V.L.P. The foils were designed entirely in-house. We have a team of engineers and architects, software which is mostly also developed in-house, computers and simulation systems to design the foils, keels and rudders for our projects.
G.V. We do everything in-house. We develop our own software and also use the simulator and instruments developed by Emirates Team New Zealand (Verdier is naval architect to the America’s Cup defender, ed.’s note).
J.K. Back in 2004 – since our first Volvo campaign (ABN Amro) – we decided to have our own high-performance computing cluster and run the CFD simulations in-house. This is what we call JYDcfd. For structural calculations, we combine our own resources with external consultants, while the systems are designed by each team.
TYD: What is the difference between the foils on the two designs?
V.L.P. Hugo Boss and DMG Mori’s foils are different but in both cases, the decision was to make the boat “flying” by giving them a deep draught which creates significant lift. The circular shape of Hugo Boss’s foils mean they can retract fully into the hull in light winds. Something that is not possible with other shapes.
G.V. The differences are clear when you look at the boats from the bow, in their extension and the chord, in the draught and the surfaces. Also the way they can be retracted in light winds.
J.K. It might be easier to comment on the fleet’s different approaches. This is very much depending on the strategy for the Vendée-Globe. There are two types of foils, the curved-circular ones optimised for downwind VMG and the more all-around ones, with a vertical tip on a more horizontal shaft. The skipper plays an important role in this decision, depending on his vision on how to sail these foilers.
TYD: Did you develop a safety system to tackle the risk of the foils striking floating objects?
G.V. I would like to but it is beyond my abilities! We did have a thermal imaging camera on the mast head aboard Safran (the first foiling IMOCA penned by VPLP and Verdier in 2015, ed.’s note). That is a huge risk!
J.K. The designers of Juan Yacht Design are not directly involved in this one part. In our case, the decision is taken by each team to find the right balance.
TYD: What do you think the next evolution of the IMOCA will be?
V.L.P. The next IMOCAs should, if the class rule permits it, have lift planes under the rudders (T-foils, ed.’s note) to help with control when foiling. The crew and working areas will be more protected than ever and the manoeuvres on deck increasingly infrequent.
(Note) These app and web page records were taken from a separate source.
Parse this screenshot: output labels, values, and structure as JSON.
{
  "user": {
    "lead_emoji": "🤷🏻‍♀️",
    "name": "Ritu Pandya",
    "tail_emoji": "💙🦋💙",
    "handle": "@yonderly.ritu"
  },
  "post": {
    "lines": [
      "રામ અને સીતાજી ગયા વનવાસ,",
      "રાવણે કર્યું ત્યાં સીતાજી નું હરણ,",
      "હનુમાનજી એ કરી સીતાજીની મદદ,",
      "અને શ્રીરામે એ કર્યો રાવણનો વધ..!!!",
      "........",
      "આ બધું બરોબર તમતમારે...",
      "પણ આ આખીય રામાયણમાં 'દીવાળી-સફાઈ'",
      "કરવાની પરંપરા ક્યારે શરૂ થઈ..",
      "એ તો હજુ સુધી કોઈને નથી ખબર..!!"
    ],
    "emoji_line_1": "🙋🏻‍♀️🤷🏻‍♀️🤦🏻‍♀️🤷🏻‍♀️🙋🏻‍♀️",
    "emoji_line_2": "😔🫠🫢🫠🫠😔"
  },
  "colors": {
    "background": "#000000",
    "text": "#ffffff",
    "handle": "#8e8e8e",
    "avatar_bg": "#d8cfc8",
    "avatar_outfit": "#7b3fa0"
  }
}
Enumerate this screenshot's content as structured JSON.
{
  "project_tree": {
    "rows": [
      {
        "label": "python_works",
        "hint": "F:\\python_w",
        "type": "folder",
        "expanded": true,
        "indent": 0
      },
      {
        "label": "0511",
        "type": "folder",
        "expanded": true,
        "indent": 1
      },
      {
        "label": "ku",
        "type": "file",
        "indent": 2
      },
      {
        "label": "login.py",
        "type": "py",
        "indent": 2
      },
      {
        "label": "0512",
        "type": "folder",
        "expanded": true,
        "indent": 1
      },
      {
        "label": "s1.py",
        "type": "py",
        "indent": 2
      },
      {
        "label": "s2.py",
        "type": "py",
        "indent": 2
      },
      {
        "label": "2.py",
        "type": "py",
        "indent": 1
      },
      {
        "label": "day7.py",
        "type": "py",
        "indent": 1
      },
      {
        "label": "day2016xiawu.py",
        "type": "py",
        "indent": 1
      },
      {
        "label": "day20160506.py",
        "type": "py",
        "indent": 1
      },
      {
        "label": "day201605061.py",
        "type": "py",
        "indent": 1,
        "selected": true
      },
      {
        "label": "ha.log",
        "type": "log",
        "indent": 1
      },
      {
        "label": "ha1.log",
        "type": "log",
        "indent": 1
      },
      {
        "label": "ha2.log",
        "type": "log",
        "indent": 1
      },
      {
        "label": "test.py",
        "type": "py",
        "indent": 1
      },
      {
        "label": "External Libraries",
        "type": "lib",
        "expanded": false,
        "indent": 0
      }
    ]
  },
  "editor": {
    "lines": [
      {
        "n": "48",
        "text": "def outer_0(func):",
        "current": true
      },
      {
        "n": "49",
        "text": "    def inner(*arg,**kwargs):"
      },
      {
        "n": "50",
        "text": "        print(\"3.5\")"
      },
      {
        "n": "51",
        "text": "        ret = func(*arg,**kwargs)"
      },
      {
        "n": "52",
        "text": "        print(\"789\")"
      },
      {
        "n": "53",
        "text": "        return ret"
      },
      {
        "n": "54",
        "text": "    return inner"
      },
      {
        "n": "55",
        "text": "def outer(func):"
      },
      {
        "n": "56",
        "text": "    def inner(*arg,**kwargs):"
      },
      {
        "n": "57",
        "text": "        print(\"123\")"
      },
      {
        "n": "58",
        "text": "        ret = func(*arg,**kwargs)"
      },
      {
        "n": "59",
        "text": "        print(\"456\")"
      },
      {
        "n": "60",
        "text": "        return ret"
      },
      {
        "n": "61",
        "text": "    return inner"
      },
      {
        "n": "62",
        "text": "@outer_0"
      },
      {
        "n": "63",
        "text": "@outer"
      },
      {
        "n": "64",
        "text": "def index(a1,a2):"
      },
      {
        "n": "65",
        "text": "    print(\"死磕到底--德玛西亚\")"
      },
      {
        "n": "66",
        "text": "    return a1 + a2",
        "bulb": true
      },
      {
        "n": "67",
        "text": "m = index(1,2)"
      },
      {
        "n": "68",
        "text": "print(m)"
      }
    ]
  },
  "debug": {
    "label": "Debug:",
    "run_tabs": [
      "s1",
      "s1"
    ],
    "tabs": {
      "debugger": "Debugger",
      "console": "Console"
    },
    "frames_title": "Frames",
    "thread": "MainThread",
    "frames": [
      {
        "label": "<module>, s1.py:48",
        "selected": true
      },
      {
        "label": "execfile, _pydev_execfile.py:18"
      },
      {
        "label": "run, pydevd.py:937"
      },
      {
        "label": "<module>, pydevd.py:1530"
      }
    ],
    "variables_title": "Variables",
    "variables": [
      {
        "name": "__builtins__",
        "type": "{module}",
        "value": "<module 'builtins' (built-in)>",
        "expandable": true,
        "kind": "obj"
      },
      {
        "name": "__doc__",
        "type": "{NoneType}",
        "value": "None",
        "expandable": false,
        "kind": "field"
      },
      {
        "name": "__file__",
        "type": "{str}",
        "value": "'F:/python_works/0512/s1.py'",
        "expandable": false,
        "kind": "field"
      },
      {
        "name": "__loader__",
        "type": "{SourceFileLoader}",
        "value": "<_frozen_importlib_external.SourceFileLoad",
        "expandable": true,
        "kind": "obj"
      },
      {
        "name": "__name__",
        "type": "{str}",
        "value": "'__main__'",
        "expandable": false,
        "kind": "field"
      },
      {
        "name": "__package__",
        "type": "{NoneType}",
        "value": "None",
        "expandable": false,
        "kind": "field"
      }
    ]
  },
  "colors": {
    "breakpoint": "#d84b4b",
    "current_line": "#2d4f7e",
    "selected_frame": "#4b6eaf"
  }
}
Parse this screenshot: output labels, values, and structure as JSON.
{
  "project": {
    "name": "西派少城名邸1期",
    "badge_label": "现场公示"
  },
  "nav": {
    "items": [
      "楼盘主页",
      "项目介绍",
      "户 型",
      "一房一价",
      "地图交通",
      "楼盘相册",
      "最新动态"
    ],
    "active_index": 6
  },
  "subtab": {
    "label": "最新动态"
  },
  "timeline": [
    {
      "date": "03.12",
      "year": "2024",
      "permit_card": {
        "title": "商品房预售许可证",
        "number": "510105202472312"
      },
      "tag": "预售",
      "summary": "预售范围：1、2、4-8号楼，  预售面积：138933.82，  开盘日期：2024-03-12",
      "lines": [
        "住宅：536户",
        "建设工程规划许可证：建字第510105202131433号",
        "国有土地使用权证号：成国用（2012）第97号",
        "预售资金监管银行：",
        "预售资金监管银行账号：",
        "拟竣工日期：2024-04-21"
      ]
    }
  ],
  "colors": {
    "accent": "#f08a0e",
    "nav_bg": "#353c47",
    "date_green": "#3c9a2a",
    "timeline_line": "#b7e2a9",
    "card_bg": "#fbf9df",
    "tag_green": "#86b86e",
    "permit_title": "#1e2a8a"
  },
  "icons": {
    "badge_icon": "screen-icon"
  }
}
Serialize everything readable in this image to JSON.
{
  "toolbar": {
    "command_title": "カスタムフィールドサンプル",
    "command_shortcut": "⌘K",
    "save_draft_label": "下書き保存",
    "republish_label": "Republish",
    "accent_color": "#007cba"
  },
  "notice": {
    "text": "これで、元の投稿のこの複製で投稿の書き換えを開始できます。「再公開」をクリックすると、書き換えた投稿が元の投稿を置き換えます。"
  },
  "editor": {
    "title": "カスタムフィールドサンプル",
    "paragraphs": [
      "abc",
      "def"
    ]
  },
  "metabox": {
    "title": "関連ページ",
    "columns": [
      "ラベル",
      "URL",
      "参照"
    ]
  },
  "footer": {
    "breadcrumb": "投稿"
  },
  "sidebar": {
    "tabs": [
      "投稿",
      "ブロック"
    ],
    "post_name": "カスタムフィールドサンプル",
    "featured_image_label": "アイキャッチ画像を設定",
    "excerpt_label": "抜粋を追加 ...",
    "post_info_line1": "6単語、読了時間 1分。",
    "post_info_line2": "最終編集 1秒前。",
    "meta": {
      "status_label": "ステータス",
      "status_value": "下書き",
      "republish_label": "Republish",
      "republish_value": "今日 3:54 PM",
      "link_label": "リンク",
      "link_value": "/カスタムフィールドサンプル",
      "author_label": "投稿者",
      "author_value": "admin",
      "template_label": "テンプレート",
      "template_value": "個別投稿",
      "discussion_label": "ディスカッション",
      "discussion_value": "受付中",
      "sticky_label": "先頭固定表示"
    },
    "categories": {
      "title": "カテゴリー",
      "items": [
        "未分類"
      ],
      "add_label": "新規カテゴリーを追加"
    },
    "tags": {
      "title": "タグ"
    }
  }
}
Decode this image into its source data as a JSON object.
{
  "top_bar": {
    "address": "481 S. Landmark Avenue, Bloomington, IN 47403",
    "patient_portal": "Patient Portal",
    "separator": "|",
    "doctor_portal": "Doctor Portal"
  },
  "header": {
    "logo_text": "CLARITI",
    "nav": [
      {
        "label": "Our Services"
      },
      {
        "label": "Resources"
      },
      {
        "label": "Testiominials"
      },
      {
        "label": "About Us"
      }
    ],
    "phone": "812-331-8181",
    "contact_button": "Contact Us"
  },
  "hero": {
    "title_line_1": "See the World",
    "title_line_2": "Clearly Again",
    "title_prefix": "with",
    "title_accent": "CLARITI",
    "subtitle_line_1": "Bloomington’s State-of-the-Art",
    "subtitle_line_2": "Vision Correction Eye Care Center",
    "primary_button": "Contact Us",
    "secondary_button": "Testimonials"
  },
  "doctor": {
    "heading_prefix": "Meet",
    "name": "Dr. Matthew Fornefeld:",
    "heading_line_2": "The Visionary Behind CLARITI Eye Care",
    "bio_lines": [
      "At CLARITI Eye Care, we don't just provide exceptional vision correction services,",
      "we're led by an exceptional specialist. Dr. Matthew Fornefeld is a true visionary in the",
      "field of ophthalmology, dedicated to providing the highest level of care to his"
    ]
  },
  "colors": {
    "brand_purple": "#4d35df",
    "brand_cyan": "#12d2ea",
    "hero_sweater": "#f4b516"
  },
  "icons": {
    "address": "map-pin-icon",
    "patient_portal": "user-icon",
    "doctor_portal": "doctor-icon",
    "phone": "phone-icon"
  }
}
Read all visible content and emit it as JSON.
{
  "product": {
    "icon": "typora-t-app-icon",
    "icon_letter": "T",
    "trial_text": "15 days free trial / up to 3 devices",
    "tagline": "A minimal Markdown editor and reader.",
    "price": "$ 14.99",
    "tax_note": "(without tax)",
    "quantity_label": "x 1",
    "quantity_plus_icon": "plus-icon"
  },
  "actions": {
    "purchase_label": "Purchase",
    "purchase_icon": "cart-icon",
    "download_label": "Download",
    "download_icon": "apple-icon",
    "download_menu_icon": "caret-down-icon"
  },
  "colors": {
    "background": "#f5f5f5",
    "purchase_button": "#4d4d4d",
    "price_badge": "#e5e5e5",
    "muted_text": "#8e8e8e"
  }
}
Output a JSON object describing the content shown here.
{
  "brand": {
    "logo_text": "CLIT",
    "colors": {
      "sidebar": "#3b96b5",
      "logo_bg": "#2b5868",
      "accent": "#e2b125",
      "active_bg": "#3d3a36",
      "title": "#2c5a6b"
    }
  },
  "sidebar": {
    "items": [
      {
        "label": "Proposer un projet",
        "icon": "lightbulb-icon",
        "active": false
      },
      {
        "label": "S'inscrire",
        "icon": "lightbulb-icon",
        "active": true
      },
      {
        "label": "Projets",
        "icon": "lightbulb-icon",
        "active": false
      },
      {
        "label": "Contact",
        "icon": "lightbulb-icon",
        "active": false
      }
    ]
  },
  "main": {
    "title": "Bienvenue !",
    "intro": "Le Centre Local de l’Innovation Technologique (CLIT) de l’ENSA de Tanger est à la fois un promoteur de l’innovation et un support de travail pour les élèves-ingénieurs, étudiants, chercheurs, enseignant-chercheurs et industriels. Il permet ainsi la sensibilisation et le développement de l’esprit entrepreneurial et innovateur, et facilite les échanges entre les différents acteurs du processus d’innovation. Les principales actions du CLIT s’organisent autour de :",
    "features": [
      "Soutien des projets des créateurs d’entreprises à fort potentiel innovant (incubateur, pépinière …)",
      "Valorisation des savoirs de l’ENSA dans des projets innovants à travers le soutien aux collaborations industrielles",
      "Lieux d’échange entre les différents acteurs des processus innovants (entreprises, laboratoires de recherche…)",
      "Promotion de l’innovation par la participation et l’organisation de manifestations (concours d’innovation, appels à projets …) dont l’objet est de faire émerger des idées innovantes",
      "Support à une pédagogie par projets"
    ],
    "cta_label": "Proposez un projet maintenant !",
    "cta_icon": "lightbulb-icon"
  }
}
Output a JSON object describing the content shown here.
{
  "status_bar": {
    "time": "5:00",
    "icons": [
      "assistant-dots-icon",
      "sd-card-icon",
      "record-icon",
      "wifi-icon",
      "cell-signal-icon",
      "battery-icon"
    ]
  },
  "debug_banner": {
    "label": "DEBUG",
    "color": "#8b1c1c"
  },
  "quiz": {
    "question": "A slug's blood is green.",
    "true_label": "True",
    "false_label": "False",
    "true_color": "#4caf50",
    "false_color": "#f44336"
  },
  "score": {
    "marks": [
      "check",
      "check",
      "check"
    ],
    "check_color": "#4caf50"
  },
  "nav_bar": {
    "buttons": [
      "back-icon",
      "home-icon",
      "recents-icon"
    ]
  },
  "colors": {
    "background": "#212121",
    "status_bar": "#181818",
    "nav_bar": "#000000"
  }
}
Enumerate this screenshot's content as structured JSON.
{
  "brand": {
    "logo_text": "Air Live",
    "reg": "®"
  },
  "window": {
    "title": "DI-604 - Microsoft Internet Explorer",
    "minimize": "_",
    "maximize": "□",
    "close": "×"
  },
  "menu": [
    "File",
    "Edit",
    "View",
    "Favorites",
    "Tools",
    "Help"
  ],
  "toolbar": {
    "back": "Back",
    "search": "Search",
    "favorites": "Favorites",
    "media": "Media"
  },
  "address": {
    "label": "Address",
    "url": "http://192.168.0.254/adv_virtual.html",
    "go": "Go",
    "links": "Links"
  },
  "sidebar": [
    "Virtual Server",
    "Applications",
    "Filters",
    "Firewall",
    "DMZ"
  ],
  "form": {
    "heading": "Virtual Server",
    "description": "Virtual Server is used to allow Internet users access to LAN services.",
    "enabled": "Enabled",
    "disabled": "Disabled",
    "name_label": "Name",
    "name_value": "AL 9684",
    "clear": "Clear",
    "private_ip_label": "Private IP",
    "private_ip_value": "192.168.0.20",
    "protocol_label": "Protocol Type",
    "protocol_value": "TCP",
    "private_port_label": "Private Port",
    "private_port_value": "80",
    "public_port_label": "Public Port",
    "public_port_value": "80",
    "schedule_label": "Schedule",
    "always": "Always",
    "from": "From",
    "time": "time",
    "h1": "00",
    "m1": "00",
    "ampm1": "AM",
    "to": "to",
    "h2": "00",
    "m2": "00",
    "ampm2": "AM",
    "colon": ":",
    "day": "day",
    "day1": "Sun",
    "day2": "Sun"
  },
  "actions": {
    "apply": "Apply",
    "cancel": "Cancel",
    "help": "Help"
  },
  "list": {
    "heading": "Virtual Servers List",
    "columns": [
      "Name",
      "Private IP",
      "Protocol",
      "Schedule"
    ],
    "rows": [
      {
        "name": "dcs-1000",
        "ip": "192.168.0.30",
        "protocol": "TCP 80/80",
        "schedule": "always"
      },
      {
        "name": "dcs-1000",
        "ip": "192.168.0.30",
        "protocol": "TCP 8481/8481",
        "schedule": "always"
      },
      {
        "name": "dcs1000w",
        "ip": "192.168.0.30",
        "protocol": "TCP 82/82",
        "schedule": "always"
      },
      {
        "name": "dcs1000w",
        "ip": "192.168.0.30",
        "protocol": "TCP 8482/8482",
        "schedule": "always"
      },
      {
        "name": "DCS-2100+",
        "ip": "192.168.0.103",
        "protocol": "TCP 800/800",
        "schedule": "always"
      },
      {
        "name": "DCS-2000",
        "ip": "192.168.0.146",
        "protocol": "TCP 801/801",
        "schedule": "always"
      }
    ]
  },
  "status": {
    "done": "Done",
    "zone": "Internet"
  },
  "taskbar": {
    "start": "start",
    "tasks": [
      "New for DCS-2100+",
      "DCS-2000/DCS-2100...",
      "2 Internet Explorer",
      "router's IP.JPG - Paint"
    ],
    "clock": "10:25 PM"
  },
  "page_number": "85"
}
G.V. We really miss the T- rudders. Right now it is like trying to pilot a plane without any tail assembly to stabilise it in flight. It is a real pity. We would be six knots faster and it would be less dangerous.
J.K. Two elements will be fundamental. First, T-rudders with flaps for much better control in flying mode. Then, secondly, to authorise more freedom in foil control, even if the systems will be more expensive, they will give teams an efficient way to find the right balance without changing foils, which is far more expensive.